It’s also fairly clear that Parkinson hasn’t been able to inspire improvement in McGeady’s form despite keeping him in and around the first XI. Considering how much we relied on him last season makes the dip in form even more confusing.
I think from Parkinson’s point of view he needs to be ruthless in arranging a squad in how he would like the team to setup and that is unlikely to include McGeady, especially in a wide position.
The issue will be that it’s very unlikely that we’ll have any offers for the winger and the board won’t want to look at options such as settling his contract. This leaves a talented and outspoken player such as McGeady on the sidelines that the manager has to deal with.
I hope Parkinson has the man-management skills to keep McGeady happy whilst not a regular in the starting XI as he can be an asset if he can lift his head and find his form, especially as he has proved on occasion from the bench.
It’s not an easy task, but then when was managing Sunderland an easy job?!
Craig Davies says...
Roy Keane was once asked about an Aiden McGeady performance for the Republic of Ireland against the backdrop of a disappointing match against Belarus where McGeady was dragged off at half time. His response was naturally barbed, but was also laced with a little truth. “My reaction to Aiden’s performance? I think he can do a lot better but maybe that’s the story of Aiden’s career.”

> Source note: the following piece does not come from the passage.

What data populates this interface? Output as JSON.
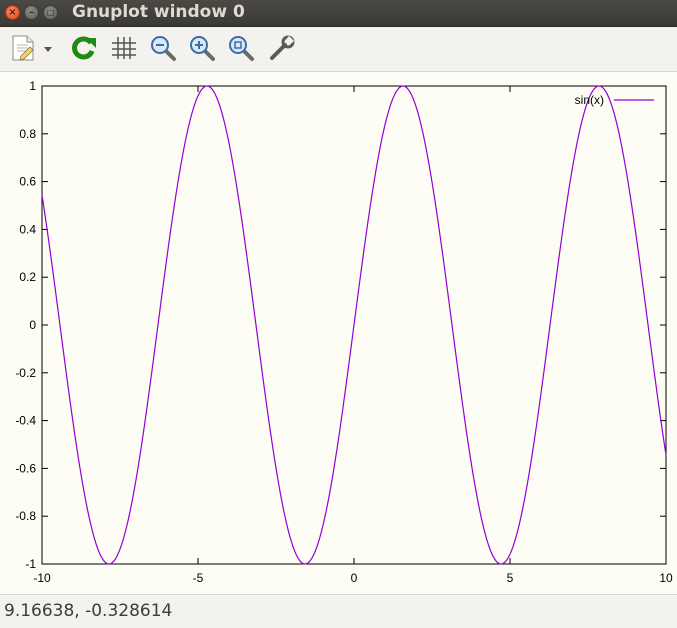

There is no doubting McGeady’s supreme talent or his contribution to Sunderland, certainly last season at the very least, when he would have walked into every pundit’s League One team of the season. Even the depressing season before that, he was able to momentarily pull some breathtaking rabbits out of the most unexpected of hats. It just wasn’t sufficient to save our Championship skins or consistently produced enough to have any meaningful impact, other than the orgasmic moment itself when the ball hit the back of the net.
Right now, McGeady is a debatable topic for Sunderland supporters, but he has been for nearly every club he’s played for - a beautifully gifted magician, with sublime skill, who on a given moment can create an exalted piece of footballing art.

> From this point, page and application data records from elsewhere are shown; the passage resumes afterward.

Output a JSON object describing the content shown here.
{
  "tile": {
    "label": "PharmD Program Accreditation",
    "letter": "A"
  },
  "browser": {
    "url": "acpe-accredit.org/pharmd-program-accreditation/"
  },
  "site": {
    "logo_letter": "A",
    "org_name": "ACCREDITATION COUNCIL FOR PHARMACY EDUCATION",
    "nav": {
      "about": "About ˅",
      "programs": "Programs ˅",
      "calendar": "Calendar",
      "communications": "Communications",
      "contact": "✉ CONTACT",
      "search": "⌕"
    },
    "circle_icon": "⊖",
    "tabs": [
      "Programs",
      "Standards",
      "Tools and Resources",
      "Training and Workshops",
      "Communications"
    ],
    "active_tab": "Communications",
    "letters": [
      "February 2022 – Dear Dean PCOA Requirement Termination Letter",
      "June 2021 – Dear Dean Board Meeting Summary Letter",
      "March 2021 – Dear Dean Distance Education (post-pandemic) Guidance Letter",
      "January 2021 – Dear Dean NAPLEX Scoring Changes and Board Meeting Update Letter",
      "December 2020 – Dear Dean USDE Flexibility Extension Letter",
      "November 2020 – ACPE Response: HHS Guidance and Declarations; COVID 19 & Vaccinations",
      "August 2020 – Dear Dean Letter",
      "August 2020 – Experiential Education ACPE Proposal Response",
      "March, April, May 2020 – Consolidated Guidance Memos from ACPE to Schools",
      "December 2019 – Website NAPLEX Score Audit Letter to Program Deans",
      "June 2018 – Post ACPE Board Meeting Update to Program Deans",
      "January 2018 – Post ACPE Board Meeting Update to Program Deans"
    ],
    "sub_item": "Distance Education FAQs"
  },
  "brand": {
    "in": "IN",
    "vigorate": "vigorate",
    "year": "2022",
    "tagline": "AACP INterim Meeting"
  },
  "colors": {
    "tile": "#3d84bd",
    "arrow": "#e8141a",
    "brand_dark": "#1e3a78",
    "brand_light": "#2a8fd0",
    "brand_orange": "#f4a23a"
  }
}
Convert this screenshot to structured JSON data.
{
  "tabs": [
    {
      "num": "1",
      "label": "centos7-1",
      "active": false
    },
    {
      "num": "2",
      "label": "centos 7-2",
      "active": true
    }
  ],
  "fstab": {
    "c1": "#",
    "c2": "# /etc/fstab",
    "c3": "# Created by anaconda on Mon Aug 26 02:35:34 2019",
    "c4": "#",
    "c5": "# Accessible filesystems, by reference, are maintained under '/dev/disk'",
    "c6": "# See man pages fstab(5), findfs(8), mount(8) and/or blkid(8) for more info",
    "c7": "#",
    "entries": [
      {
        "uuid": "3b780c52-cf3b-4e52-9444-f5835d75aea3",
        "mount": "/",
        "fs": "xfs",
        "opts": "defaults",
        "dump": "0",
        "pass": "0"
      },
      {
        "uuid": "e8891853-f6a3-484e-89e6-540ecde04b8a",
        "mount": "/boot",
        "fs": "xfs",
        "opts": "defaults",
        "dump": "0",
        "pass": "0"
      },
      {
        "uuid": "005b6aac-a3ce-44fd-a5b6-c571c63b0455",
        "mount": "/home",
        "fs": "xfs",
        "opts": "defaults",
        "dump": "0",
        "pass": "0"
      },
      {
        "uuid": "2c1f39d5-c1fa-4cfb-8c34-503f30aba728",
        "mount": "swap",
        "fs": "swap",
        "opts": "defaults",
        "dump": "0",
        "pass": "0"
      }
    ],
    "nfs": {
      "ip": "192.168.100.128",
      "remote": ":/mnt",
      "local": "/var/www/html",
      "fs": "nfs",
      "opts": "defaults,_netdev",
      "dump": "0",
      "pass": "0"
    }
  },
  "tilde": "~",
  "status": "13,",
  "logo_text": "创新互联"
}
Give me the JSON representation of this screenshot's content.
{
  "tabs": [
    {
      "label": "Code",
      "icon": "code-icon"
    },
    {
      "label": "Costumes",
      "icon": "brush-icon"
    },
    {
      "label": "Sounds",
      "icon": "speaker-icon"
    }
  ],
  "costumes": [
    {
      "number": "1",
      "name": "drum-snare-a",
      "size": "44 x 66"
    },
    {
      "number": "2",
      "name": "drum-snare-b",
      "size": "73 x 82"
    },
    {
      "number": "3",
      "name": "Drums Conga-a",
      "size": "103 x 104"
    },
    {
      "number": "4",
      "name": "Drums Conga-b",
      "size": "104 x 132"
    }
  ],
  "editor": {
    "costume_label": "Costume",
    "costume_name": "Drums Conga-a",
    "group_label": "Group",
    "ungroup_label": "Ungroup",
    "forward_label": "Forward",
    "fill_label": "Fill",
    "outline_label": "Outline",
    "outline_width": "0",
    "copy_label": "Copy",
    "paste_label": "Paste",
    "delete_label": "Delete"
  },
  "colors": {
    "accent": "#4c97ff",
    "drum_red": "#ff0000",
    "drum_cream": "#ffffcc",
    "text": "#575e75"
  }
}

Last season he was consistent, and to steal a line from Bret Hart was ‘the excellence of execution.’ But this season he’s been flat ,with only the very occasional moment of glory.
Perhaps last season’s resurgence was down to a waning 32 year old finding his level. Maybe he enjoyed the novelty of being what he considers a Premier League fish in a very small pond. Perhaps he finds the drudge of lower league uninspiring? Or perhaps he’s just Aiden, inconsistent and frustrating like he has been for much of his career.
He’s had an Indian summer with us but will he get better or faster? No. He’s 33 and not Cristiano Ronaldo, but does he still retain some value? Of course. But is he valuable enough to pay four times the average League One player, when we desperately need bodies and pace? He may well be the sacrifice we have to make to have a successful January.